UCSF School of Dentistry receives $1.3 million

September 23, 2002

The Robert Wood Johnson Foundation (RWJF) has announced a grant of $1,345,320 over five years to the University of California, San Francisco School of Dentistry to provide improved access to dental care and increase student enrollment numbers of underrepresented minority and low-income students.

The grant is one of 10 given to national dental schools through the RWJF Pipeline Profession & Practice: Community-Based Education initiative.  UCSF is the only dental school in California to receive a grant through the Pipeline initiative, which is designed to counteract the “silent epidemic” of oral disease affecting poor children, the elderly and many members of racial and ethnic minorities which was outlined in the May, 2000 Surgeon General’s Report on the Oral Health of the Nation. 

“These dental schools will work to reduce gaps in care through community-based education programs that expand patient care to underserved patients,” said Judith Stavisky, senior program officer at RWJF.

California presents a challenge in the “silent epidemic” because the state’s immigrant and pediatric populations are significantly larger than the national average, and there is a disproportionate number of underserved populations in the state, according to William F. Bird, DDS, DPH, UCSF clinical professor of preventive and restorative dental sciences and principal investigator of the grant.  Underserved populations include African-American, Latino, Native American and other underrepresented minorities.

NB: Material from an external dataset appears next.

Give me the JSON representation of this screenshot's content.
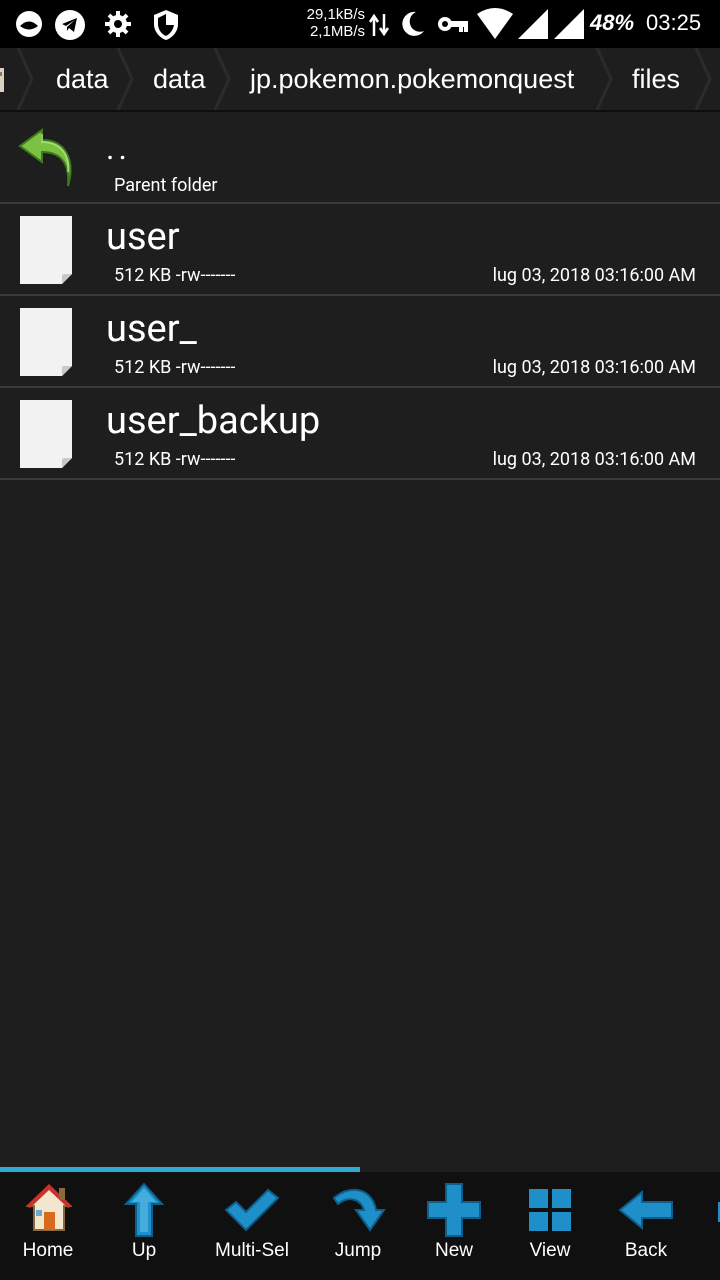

“Twenty-eight percent of the state’s children have no dental insurance,” Bird said, “which is roughly twice the number of children in the state without medical insurance.  “Nearly half of all California preschool children and 12 percent of all high school students have never been to a dentist,” he added. 

The crisis also has a geographic dimension across the state.  Sixteen of California’s 58 counties (which are mostly in the rural north of the state) have been declared as underserved by virtue of their underutilization of Denti-Cal (Medicaid).  The crisis manifests itself at the same time that the dental profession in California finds practitioners in short supply, experiences daily erosion in the numbers of already scarce dental faculty, and suffers from under-funding of dental education.  In addition, the California State government has recently announced budget cuts in the areas of clinical care for the underserved and student recruitment. 

Bird said that the RWJF grant will be used to support and maintain the activities of the UCSF School of Dentistry in clinical care for the underserved and student recruitment.  The grant will provide resources to expand the number of UCSF affiliated off-site community clinics used for rotations from 5 to 13 for the present externship program.  Once these sites are secured, there will be an increase in the community dentistry rotation of the senior pre-doctoral dental students from 44 days to 60 days.

In addition, the funding will provide for curriculum reform in both didactic and clinical training in patient- care centers for dental and dental hygiene students.  The funds will also increase treatment of underserved populations and provide additional culturally- competent care.

The RWJF funding also will allow for recruitment and retention through the successful Post-Baccalaureate Program, which will increase from 15 to 20 students, said UCSF School of Dentistry Associate Dean Julian Ponce.  The one year curriculum provides both residential and academic experiences to increase the academic competitiveness of disadvantaged students who have applied, but not been admitted, to dental school.  In the four years of the program’s existence (1998-2001), 100 percent of post-baccalaureate students have gained admission to at least one U.S. dental school.

Another source of recruitment involves the Recruitment by Alumni Program, Ponce said.  This program relies on UCSF alumni to identify promising students from their local communities. The School of Dentistry intends to double the number of participating alumni from 62 to 124, and will be able to provide the network with additional resources to identify and encourage applicants from underserved communities.

## Other schools of dentistry receiving RWF Pipeline Profession grants include: 

* Boston University School of Dental Medicine; Howard University College of Dentistry;
* Meharry Medical College School of Dentistry (Nashville, Tenn.);
* The Ohio State University College of Dentistry;
* University of Connecticut School of Dental Medicine;
* University of Illinois at Chicago College of Dentistry;
* University of North Carolina at Chapel Hill School of Dentistry;
* University of Washington School of Dentistry; and
* West Virginia University Research Corporation.

For more information or to arrange an interview, contact Twink Stern (415) 576-2557, UCSF News Services.

The Robert Wood Johnson Foundation, based in Princeton, NJ, is the nation’s largest philanthropy devoted exclusively to health and health care.  It concentrates its grant-making in four areas: 

* to assure that all Americans have access to basic health care at reasonable cost;
* to improve care and support for people with chronic health conditions;
* to promote healthy communities and lifestyles; and
* to reduce the personal, social and economic harm caused by substance abuse—-tobacco, alcohol and illicit drugs.